Kenneth Branagh, the man voted by his high-school class as most likely to channel Shakespeare, has returned to the bard's work on stage for the first time in 10 years. Branagh can be seen in the lead role of Shakespeare's Richard III at the Crucible Theater in the northern English town of Sheffield. No word if Branagh has yet been able to turn Sheffield's winter of discontent into a glorious summer, but word has it that he'd give up his kingdom for a horse.
Mary Tyler Moore's character from her eponymous hit TV show is to be honored May 8 with a bronze statue in Minneapolis, where the show's story was based. An eight-foot-high statue of newswoman Mary Richards tossing her hat into the air will grace the downtown corner of 7th Street and the Nicollet Mall, pleasing not only fans of the '70s sitcom, but also pigeons from both of the Twin Cities.
Bill Maher hosts a show called Politically Incorrect, and his latest statements to the Seattle Times prove that label true about himself, as well. "Look, I'm not gonna lie," Maher opined, "I knew back in September our days were numbered. But what is a little galling is that for six years on ABC, we had to live with Nightline as the ultimate sacred cow. You could never ask Ted Koppel to do anything. He never asked viewers to watch Politically Incorrect after his show; instead, he'd tell them to go to nightline.com. Suddenly, he's not a sacred cow--he's a slaughtered cow." If Koppel's a slaughtered cow, wouldn't that make Maher little more than gristle?

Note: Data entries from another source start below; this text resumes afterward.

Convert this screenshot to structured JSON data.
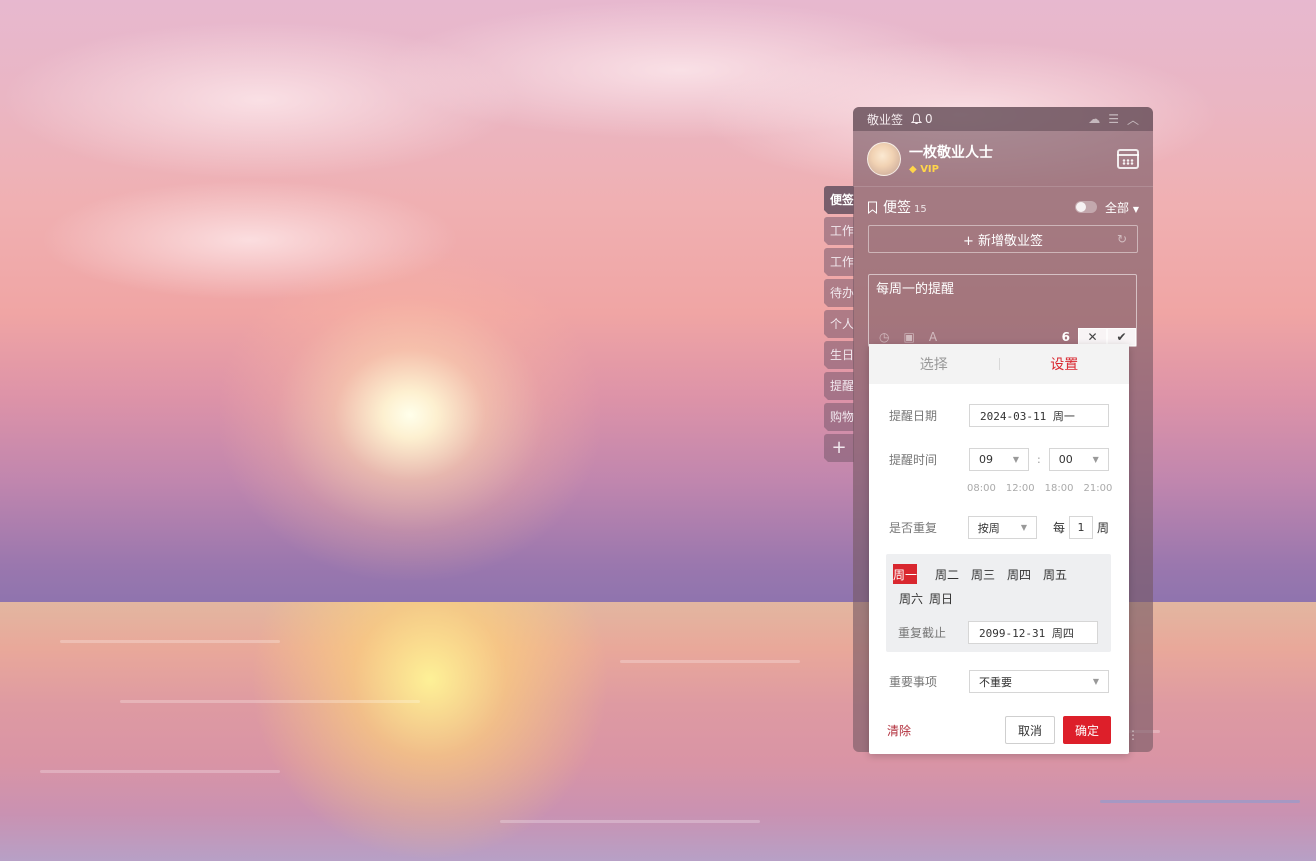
{
  "widget": {
    "title": "敬业签",
    "notification_count": "0",
    "user": {
      "name": "一枚敬业人士",
      "badge": "VIP"
    },
    "notes": {
      "label": "便签",
      "count": "15",
      "filter": "全部"
    },
    "add_note_label": "+ 新增敬业签",
    "editing_note": {
      "text": "每周一的提醒",
      "count": "6"
    }
  },
  "side_tabs": [
    "便签",
    "工作",
    "工作",
    "待办",
    "个人",
    "生日",
    "提醒",
    "购物",
    "+"
  ],
  "popup": {
    "tabs": [
      "选择",
      "设置"
    ],
    "active_tab": "设置",
    "date_label": "提醒日期",
    "date_value": "2024-03-11 周一",
    "time_label": "提醒时间",
    "hour": "09",
    "minute": "00",
    "colon": ":",
    "quick_times": [
      "08:00",
      "12:00",
      "18:00",
      "21:00"
    ],
    "repeat_label": "是否重复",
    "repeat_value": "按周",
    "every_prefix": "每",
    "every_num": "1",
    "every_unit": "周",
    "days": [
      "周一",
      "周二",
      "周三",
      "周四",
      "周五",
      "周六",
      "周日"
    ],
    "selected_day": "周一",
    "until_label": "重复截止",
    "until_value": "2099-12-31 周四",
    "importance_label": "重要事项",
    "importance_value": "不重要",
    "clear_label": "清除",
    "cancel_label": "取消",
    "ok_label": "确定"
  },
  "colors": {
    "accent": "#d9272f",
    "ok_button": "#dd1f2a",
    "vip": "#ffd54a"
  }
}
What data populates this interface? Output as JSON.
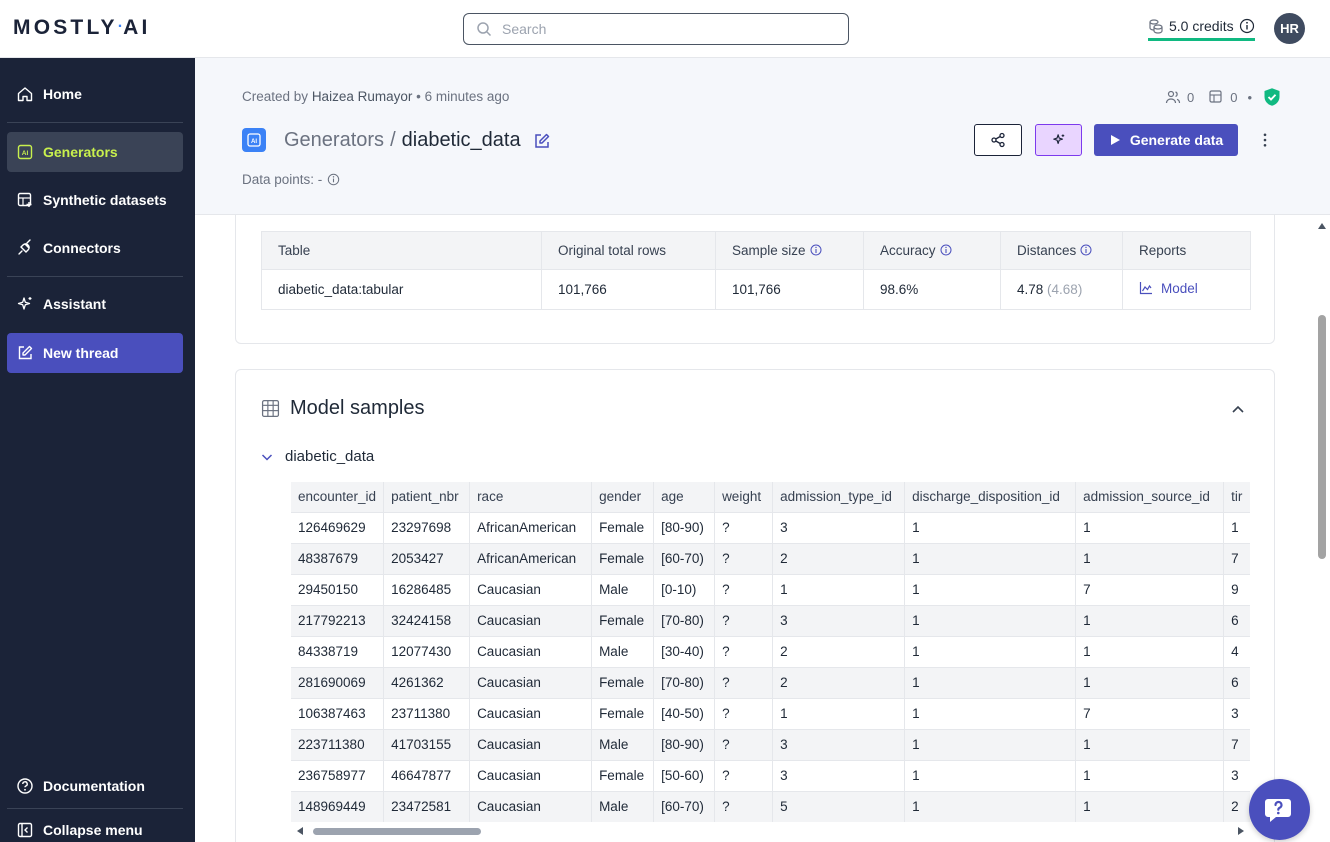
{
  "brand": {
    "logo_left": "MOSTLY",
    "logo_dot": "·",
    "logo_right": "AI"
  },
  "search": {
    "placeholder": "Search"
  },
  "credits": {
    "label": "5.0 credits"
  },
  "user": {
    "initials": "HR"
  },
  "sidebar": {
    "items": [
      {
        "label": "Home",
        "icon": "home-icon"
      },
      {
        "label": "Generators",
        "icon": "generator-icon",
        "active": true
      },
      {
        "label": "Synthetic datasets",
        "icon": "dataset-icon"
      },
      {
        "label": "Connectors",
        "icon": "plug-icon"
      },
      {
        "label": "Assistant",
        "icon": "sparkle-icon"
      },
      {
        "label": "New thread",
        "icon": "pencil-square-icon"
      }
    ],
    "documentation": "Documentation",
    "collapse": "Collapse menu"
  },
  "header": {
    "created_prefix": "Created by",
    "created_user": "Haizea Rumayor",
    "created_sep": "•",
    "created_time": "6 minutes ago",
    "users_count": "0",
    "models_count": "0",
    "stats_sep": "•",
    "breadcrumb_parent": "Generators",
    "breadcrumb_sep": "/",
    "breadcrumb_current": "diabetic_data",
    "data_points": "Data points: -",
    "generate_label": "Generate data"
  },
  "summary": {
    "columns": [
      "Table",
      "Original total rows",
      "Sample size",
      "Accuracy",
      "Distances",
      "Reports"
    ],
    "row": {
      "table": "diabetic_data:tabular",
      "original_rows": "101,766",
      "sample_size": "101,766",
      "accuracy": "98.6%",
      "distance_main": "4.78",
      "distance_ref": "(4.68)",
      "report": "Model"
    }
  },
  "samples": {
    "title": "Model samples",
    "table_name": "diabetic_data",
    "columns": [
      "encounter_id",
      "patient_nbr",
      "race",
      "gender",
      "age",
      "weight",
      "admission_type_id",
      "discharge_disposition_id",
      "admission_source_id",
      "tir"
    ],
    "rows": [
      [
        "126469629",
        "23297698",
        "AfricanAmerican",
        "Female",
        "[80-90)",
        "?",
        "3",
        "1",
        "1",
        "1"
      ],
      [
        "48387679",
        "2053427",
        "AfricanAmerican",
        "Female",
        "[60-70)",
        "?",
        "2",
        "1",
        "1",
        "7"
      ],
      [
        "29450150",
        "16286485",
        "Caucasian",
        "Male",
        "[0-10)",
        "?",
        "1",
        "1",
        "7",
        "9"
      ],
      [
        "217792213",
        "32424158",
        "Caucasian",
        "Female",
        "[70-80)",
        "?",
        "3",
        "1",
        "1",
        "6"
      ],
      [
        "84338719",
        "12077430",
        "Caucasian",
        "Male",
        "[30-40)",
        "?",
        "2",
        "1",
        "1",
        "4"
      ],
      [
        "281690069",
        "4261362",
        "Caucasian",
        "Female",
        "[70-80)",
        "?",
        "2",
        "1",
        "1",
        "6"
      ],
      [
        "106387463",
        "23711380",
        "Caucasian",
        "Female",
        "[40-50)",
        "?",
        "1",
        "1",
        "7",
        "3"
      ],
      [
        "223711380",
        "41703155",
        "Caucasian",
        "Male",
        "[80-90)",
        "?",
        "3",
        "1",
        "1",
        "7"
      ],
      [
        "236758977",
        "46647877",
        "Caucasian",
        "Female",
        "[50-60)",
        "?",
        "3",
        "1",
        "1",
        "3"
      ],
      [
        "148969449",
        "23472581",
        "Caucasian",
        "Male",
        "[60-70)",
        "?",
        "5",
        "1",
        "1",
        "2"
      ]
    ]
  },
  "colors": {
    "sidebar_bg": "#1b2338",
    "active_text": "#c8f04d",
    "primary": "#4a4fbd",
    "credits_underline": "#10b981",
    "shield": "#10b981"
  }
}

It's still signing season for TV pilots. Helen Mirren, nominated by the Academy for her work in Gosford Park, is set to star in CBS' Georgetown; The WB has gotten Jennie Garth, formerly of Beverly Hills, 90210, to relocate to New York for an untitled comedy with Amanda Bynes (Big Fat Liar), and Murphy Brown's Grant Shaud is heading to Fox for Oliver Beene. ABC's big move for the week was...nothing!
Fox is gonzo for eras past (That '70s Show, That '80s Show) and, according to EW.com, is planning a retrospective of seminal '70s sitcom Three's Company; just don't expect John Ritter to host. "I can't see sitting in rocking chairs and going, 'Remember the time we sat on that f---ing dog, and Mr. Furley came in and kicked you in the nuts?'" Ritter told EW.com. Ah, how we miss Don Knotts.
Billy Baldwin, star of Backdraft and brother to Alec, Stephen, Daniel, Jermaine and Tito, is jumping to the small screen in CBS' grammatically challenged R.U.S./H.. Yet another cop drama, R.U.S./H. is the story of a special L.A. unit that's based in the tough neighborhood of South Central.
Keys auction house in London has told Reuters that it expects letters hand-written by the late Princess Diana to her former housekeeper could go for as much as $28,430 (approximately), when they are auctioned off later this week. Princess Diana passed away in a Paris car crash in 1997. In related news, correspondence written by editor Noah Davis to his imaginary friend Fred was receently purchased for 42 cents. (Thanks, Mom!)
Music giant EMI Group is cutting almost 1,800 people from its worldwide workforce, the Associated Press reports. Contraction began in April 2001, when EMI had 9,338 employees. By September 2002, that number will be reduced to 7,600. No word if Mariah Carey's release is counted in this number, but we're willing to bet that not many other employees will receive the same $28 million golden parachute the sultry songbird did.
Food infected with sewage pollution has been blamed for the mystery illness that graced some attendees of the March 2 event in Beverly Hills honoring scientific and technical achievement in cinema. Investigators aren't sure how the virus spread, nor do they know what arugula really is.